I’ve never been a big believer in trying to shape eras of technology into categorical boxes and branding those technology groupings or time frames with catchy monikers. The temptation to label any technological period is at best a difficult and risky proposition, which can be limiting in the true definition and potentially lead to significant inaccuracies. However, when discussing the evolution of the internet, one can easily envision the industry-derived labels that define the major advancements in the maturation of the world wide web.
Web 1.0 generally instituted a one-way communications framework through the use of static web sites and web services, essentially providing a read-only interface between the web and the end-user. Web 2.0 introduced collaborative, two-way communications technologies and a suite of innovative communications tools built on top of collaborative philosophies.
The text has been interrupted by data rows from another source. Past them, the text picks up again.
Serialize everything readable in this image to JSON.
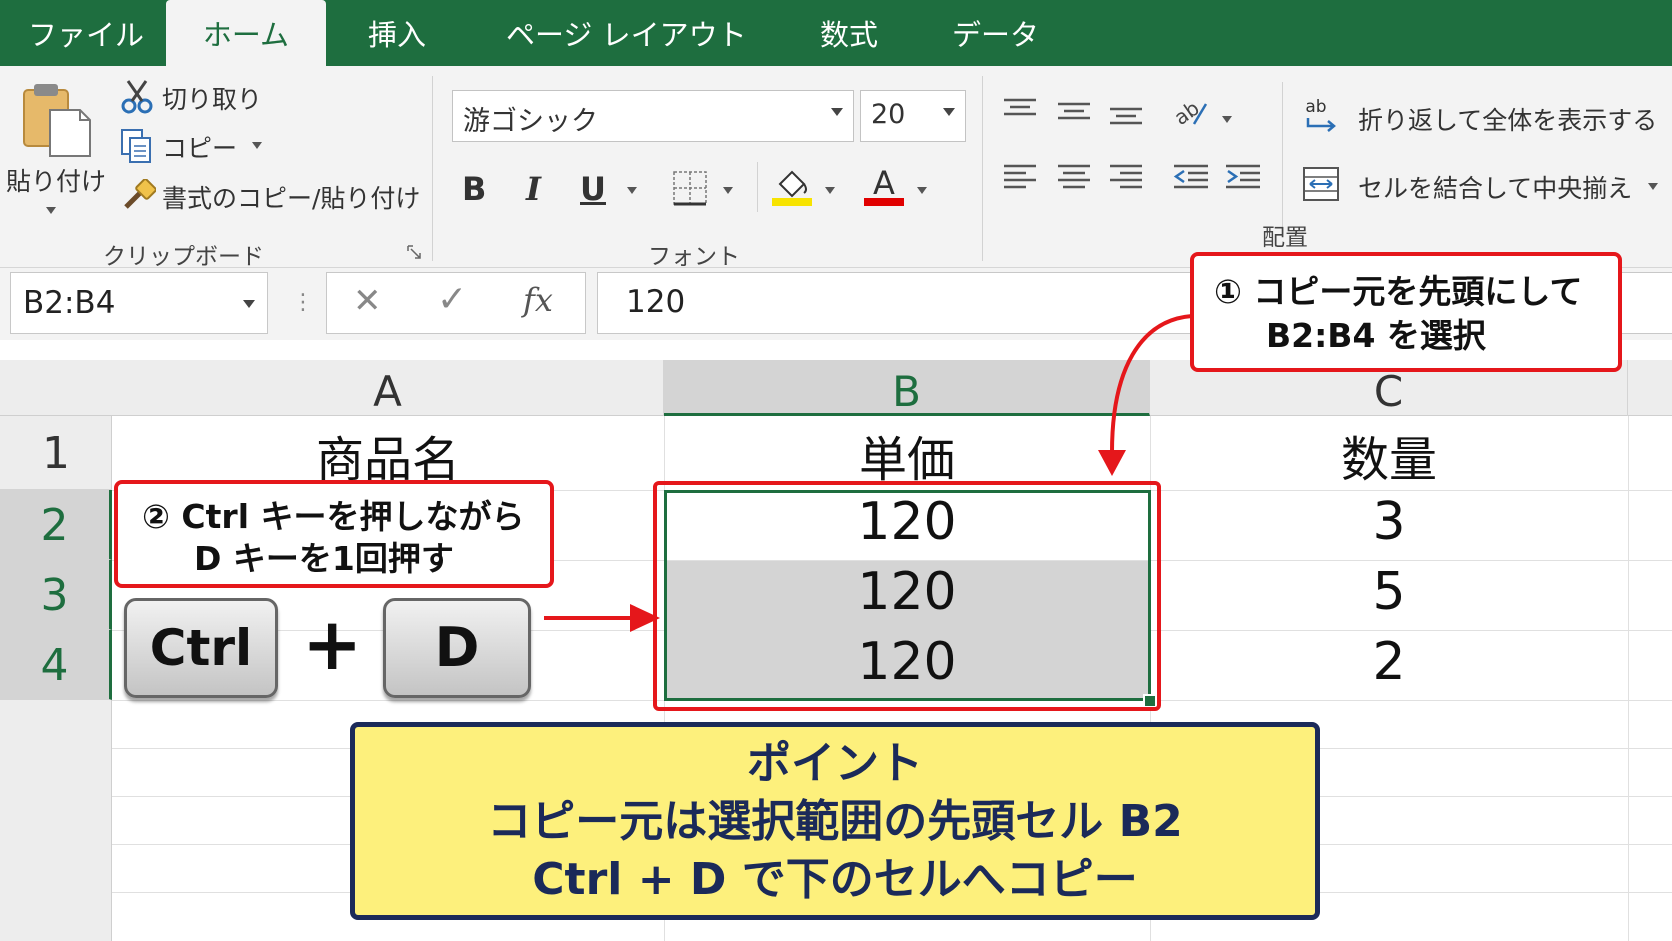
{
  "tabs": [
    {
      "label": "ファイル"
    },
    {
      "label": "ホーム"
    },
    {
      "label": "挿入"
    },
    {
      "label": "ページ レイアウト"
    },
    {
      "label": "数式"
    },
    {
      "label": "データ"
    }
  ],
  "ribbon": {
    "clipboard": {
      "paste_label": "貼り付け",
      "cut_label": "切り取り",
      "copy_label": "コピー",
      "format_painter_label": "書式のコピー/貼り付け",
      "group_label": "クリップボード"
    },
    "font": {
      "font_name": "游ゴシック",
      "font_size": "20",
      "bold": "B",
      "italic": "I",
      "underline": "U",
      "font_color_glyph": "A",
      "group_label": "フォント",
      "fill_color": "#f7e300",
      "text_color": "#e00000"
    },
    "alignment": {
      "wrap_text_label": "折り返して全体を表示する",
      "merge_center_label": "セルを結合して中央揃え",
      "group_label": "配置"
    }
  },
  "formula_bar": {
    "name_box": "B2:B4",
    "cancel_glyph": "✕",
    "enter_glyph": "✓",
    "fx_glyph": "fx",
    "formula": "120"
  },
  "sheet": {
    "columns": [
      "A",
      "B",
      "C"
    ],
    "rows": [
      "1",
      "2",
      "3",
      "4"
    ],
    "cells": [
      [
        "商品名",
        "単価",
        "数量"
      ],
      [
        "",
        "120",
        "3"
      ],
      [
        "",
        "120",
        "5"
      ],
      [
        "",
        "120",
        "2"
      ]
    ]
  },
  "callouts": {
    "step1_line1": "① コピー元を先頭にして",
    "step1_line2": "B2:B4 を選択",
    "step2_line1": "② Ctrl キーを押しながら",
    "step2_line2": "D キーを1回押す",
    "key_ctrl": "Ctrl",
    "key_plus": "+",
    "key_d": "D",
    "point_title": "ポイント",
    "point_line1": "コピー元は選択範囲の先頭セル B2",
    "point_line2": "Ctrl + D で下のセルへコピー"
  },
  "colors": {
    "excel_green": "#1e6e3f",
    "callout_red": "#e5171b",
    "point_fill": "#fdf07c",
    "point_border": "#1b2a59",
    "selection_fill": "#d4d4d4"
  }
}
The next generation of the internet is a subject of great debate, yet many agree that we will see a transformation from a “web of pages” to a web of data, primarily through the use of “semantic web” technologies.
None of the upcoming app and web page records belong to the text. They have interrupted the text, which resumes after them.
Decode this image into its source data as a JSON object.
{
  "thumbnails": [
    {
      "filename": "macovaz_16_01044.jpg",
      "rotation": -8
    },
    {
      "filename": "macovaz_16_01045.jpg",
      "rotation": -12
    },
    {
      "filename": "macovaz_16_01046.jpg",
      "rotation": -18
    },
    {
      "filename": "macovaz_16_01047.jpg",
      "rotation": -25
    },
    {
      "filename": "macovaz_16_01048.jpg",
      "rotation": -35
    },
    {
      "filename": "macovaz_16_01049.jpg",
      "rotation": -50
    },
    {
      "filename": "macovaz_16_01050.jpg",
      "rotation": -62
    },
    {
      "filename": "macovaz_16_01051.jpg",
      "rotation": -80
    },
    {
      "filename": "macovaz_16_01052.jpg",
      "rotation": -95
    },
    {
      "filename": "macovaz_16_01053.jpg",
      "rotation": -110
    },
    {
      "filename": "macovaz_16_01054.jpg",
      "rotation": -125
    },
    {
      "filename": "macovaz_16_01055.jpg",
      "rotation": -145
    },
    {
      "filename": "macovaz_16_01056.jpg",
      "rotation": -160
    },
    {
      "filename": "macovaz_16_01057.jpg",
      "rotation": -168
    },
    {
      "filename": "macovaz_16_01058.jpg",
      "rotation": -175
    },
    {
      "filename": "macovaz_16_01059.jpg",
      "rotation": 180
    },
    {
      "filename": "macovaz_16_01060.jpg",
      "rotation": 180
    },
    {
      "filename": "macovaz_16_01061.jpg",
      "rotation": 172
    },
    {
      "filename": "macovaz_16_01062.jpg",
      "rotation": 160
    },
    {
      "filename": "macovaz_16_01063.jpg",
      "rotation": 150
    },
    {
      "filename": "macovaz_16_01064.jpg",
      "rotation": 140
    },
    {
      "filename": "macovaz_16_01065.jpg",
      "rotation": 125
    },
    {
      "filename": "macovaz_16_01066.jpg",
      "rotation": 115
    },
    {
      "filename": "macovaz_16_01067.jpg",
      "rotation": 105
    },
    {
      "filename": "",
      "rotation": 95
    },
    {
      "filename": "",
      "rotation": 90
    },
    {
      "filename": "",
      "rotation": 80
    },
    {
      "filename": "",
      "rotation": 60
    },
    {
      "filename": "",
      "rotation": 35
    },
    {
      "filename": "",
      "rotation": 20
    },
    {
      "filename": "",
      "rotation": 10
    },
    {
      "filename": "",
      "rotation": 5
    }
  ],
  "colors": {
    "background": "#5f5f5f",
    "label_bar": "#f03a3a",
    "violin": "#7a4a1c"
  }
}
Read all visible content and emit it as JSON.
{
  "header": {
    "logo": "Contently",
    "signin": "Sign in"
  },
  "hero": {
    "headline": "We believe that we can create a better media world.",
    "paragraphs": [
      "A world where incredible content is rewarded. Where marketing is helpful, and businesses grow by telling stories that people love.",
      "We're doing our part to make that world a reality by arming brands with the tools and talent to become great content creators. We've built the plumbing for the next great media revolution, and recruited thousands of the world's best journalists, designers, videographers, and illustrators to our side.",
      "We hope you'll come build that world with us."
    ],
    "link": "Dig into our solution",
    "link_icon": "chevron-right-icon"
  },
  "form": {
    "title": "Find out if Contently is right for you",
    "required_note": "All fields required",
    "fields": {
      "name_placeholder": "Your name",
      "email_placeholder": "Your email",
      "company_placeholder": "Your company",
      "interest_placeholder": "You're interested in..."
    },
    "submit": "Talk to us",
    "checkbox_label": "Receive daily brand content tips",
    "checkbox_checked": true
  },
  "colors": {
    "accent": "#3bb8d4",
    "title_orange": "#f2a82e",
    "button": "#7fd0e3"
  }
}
The semantic web, (or Web 3.0) will enable automated data and information exchange between machines (computers) and systems (software applications) through the use of use of ontologies, new data formatting and new meta data structures. By applying “semantics”, or meaning to linked data sets with new descriptive meta data (or tagging), computers can begin to add meaning to data as it relates to real-world objects, subsequently automating human functions such as data search, data aggregation and data analytics, thus implementing automated two-way, peer-to-peer collaborative communications.
Web 3.0 technologies will enable ITS applications to automate data and information exchange and limit the need for human interaction. Context-aware and location-based services data linked to individual travelers will automatically interface with regional operating systems and regional traveler information systems, thus eliminating the need for human support on both the operator and end-users part. Real-time transportation data including vehicle, pedestrian and transit data will be automatically fused and processed with algorithms to establish new, next-gen regional operations platforms. Semantic technologies will also provide an essential component for support of the connected vehicle platform. Vehicle-to-vehicle (V2V) and Vehicle-to-Infrastructure (V2I) will utilize semantic technologies for automated, real-time data exchange. Mobility is becoming more and more reliant on the ability to apply effective social engineering and behavior management strategies, rather than the application of traditional physical technologies. Semantic technologies will provide a key tool for the integration of social (personal) data with centralized applications and overarching transportation systems.
Semantic web technologies are still very much in their infancies; however the transformation is well underway. Early signs show that the semantic web will take time to implement, most likely in stages as the web transitions vast existing data sets to include semantic data formats. The transportation industry, and more specifically the ITS industry is primed for becoming early adopters of web 3.0 technologies. Research and demonstration projects are already underway within the transportation industry. It’s just a question of when will the “tipping point” be realized.
Ontology of Transportation Networks
An Ontological Infrastructure for Traveler Information Systems